Chief of the Defence Force Angus Campbell will refer up to 36 matters to the new office, which will be assisted by experienced investigators, legal counsel and other support staff, including from the Australian Federal Police.
A four-year inquiry by NSW Court of Appeal Justice Paul Brereton, found there was credible evidence that Australian special forces committed up to 39 murders in Afghanistan, with 19 current and former soldiers facing criminal prosecutions.
The report by the Inspector-General of the Australian Defence Force, released last month, uncovered 23 incidents in which one or more non-combatants – or individuals who had been captured or injured – were unlawfully killed by Australian soldiers, or at least at their direction.
The alleged murders referred to by the Brereton report date back to 2006 but most took place in 2012 and 2013 and were allegedly committed by soldiers from the Perth-based SAS.
The Morrison government has been facing criticism for its response to the release of the report, particularly the recommendations to strip the meritorious citation for the Special Operations Task Group in Afghanistan and to disband the SAS’s second squadron.
Home Affairs Minister Peter Dutton said the Office of the Special Investigator will examine the findings of Brereton inquiry and will its begin work from January 4 next year.
“The task for these eminent appointees will be challenging and as the Prime Minister has noted, difficult for Australia,” Mr Dutton said. “They bring a wealth of experience to the very important work this office will do. Their combined wealth of experience will serve the office well in undertaking the significant task ahead.”
Justice Weinberg is a former Commonwealth Director of Public Prosecutions who was appointed an Officer of the Order of Australia for distinguished service to the judiciary and to the law in 2017.
He will be responsible for assessing and investigating the allegations raised in the Brereton inquiry and referring briefs of evidence to the Commonwealth Director of Public Prosecutions.

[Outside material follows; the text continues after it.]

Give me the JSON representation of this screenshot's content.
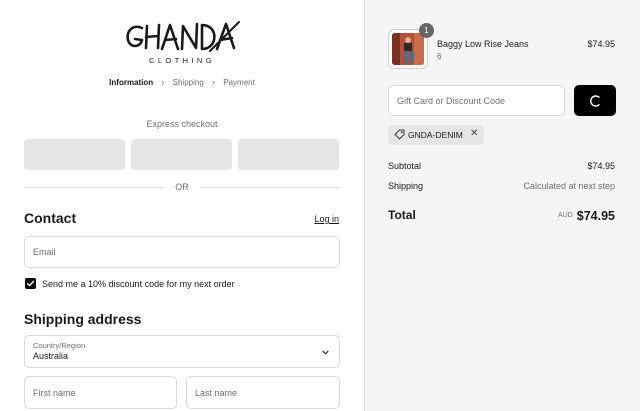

Mr Barnett was Queensland’s first Racing Integrity Commissioner and a former Deputy Commissioner of the Queensland Police Service. He worked in major crime and drug squads and has also served in senior roles at the National Crime Authority, the Australian Crime Commission and the Queensland Crime Commission.